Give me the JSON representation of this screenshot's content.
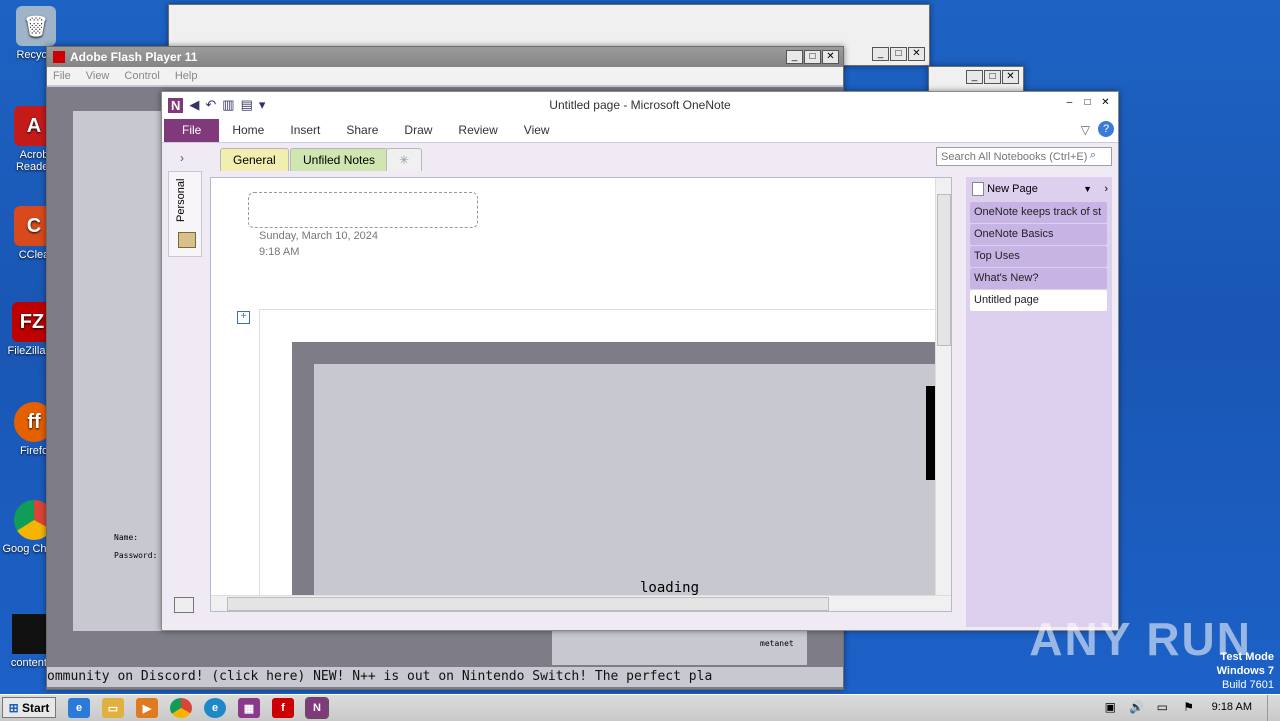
{
  "desktop": {
    "icons": [
      {
        "label": "Recycle",
        "name": "recycle-bin-icon"
      },
      {
        "label": "Acrob Reader",
        "name": "acrobat-reader-icon"
      },
      {
        "label": "CClea",
        "name": "ccleaner-icon"
      },
      {
        "label": "FileZilla C",
        "name": "filezilla-icon"
      },
      {
        "label": "Firefo",
        "name": "firefox-icon"
      },
      {
        "label": "Goog Chrom",
        "name": "chrome-icon"
      },
      {
        "label": "contenta",
        "name": "content-file-icon"
      }
    ],
    "watermark": "ANY RUN",
    "test_mode": [
      "Test Mode",
      "Windows 7",
      "Build 7601"
    ]
  },
  "flash": {
    "title": "Adobe Flash Player 11",
    "menu": [
      "File",
      "View",
      "Control",
      "Help"
    ],
    "login": {
      "name_label": "Name:",
      "password_label": "Password:"
    },
    "ticker": "ommunity on Discord! (click here)     NEW! N++ is out on Nintendo Switch! The perfect pla",
    "player_tag": "metanet"
  },
  "onenote": {
    "title": "Untitled page  -  Microsoft OneNote",
    "ribbon_tabs": [
      "File",
      "Home",
      "Insert",
      "Share",
      "Draw",
      "Review",
      "View"
    ],
    "notebook_label": "Personal",
    "section_tabs": [
      "General",
      "Unfiled Notes"
    ],
    "search_placeholder": "Search All Notebooks (Ctrl+E)",
    "page_date": "Sunday, March 10, 2024",
    "page_time": "9:18 AM",
    "embedded_loading": "loading",
    "new_page_label": "New Page",
    "pages": [
      "OneNote keeps track of st",
      "OneNote Basics",
      "Top Uses",
      "What's New?",
      "Untitled page"
    ],
    "selected_page_index": 4
  },
  "taskbar": {
    "start": "Start",
    "clock": "9:18 AM"
  },
  "colors": {
    "desktop_blue": "#1d63c4",
    "onenote_purple": "#80397b",
    "pane_lilac": "#ddd0ee"
  }
}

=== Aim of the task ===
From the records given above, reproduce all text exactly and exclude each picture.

=== Task result ===
Give me the JSON representation of this screenshot's content.
{
  "desktop": {
    "icons": [
      {
        "label": "Recycle",
        "name": "recycle-bin-icon"
      },
      {
        "label": "Acrob Reader",
        "name": "acrobat-reader-icon"
      },
      {
        "label": "CClea",
        "name": "ccleaner-icon"
      },
      {
        "label": "FileZilla C",
        "name": "filezilla-icon"
      },
      {
        "label": "Firefo",
        "name": "firefox-icon"
      },
      {
        "label": "Goog Chrom",
        "name": "chrome-icon"
      },
      {
        "label": "contenta",
        "name": "content-file-icon"
      }
    ],
    "watermark": "ANY RUN",
    "test_mode": [
      "Test Mode",
      "Windows 7",
      "Build 7601"
    ]
  },
  "flash": {
    "title": "Adobe Flash Player 11",
    "menu": [
      "File",
      "View",
      "Control",
      "Help"
    ],
    "login": {
      "name_label": "Name:",
      "password_label": "Password:"
    },
    "ticker": "ommunity on Discord! (click here)     NEW! N++ is out on Nintendo Switch! The perfect pla",
    "player_tag": "metanet"
  },
  "onenote": {
    "title": "Untitled page  -  Microsoft OneNote",
    "ribbon_tabs": [
      "File",
      "Home",
      "Insert",
      "Share",
      "Draw",
      "Review",
      "View"
    ],
    "notebook_label": "Personal",
    "section_tabs": [
      "General",
      "Unfiled Notes"
    ],
    "search_placeholder": "Search All Notebooks (Ctrl+E)",
    "page_date": "Sunday, March 10, 2024",
    "page_time": "9:18 AM",
    "embedded_loading": "loading",
    "new_page_label": "New Page",
    "pages": [
      "OneNote keeps track of st",
      "OneNote Basics",
      "Top Uses",
      "What's New?",
      "Untitled page"
    ],
    "selected_page_index": 4
  },
  "taskbar": {
    "start": "Start",
    "clock": "9:18 AM"
  },
  "colors": {
    "desktop_blue": "#1d63c4",
    "onenote_purple": "#80397b",
    "pane_lilac": "#ddd0ee"
  }
}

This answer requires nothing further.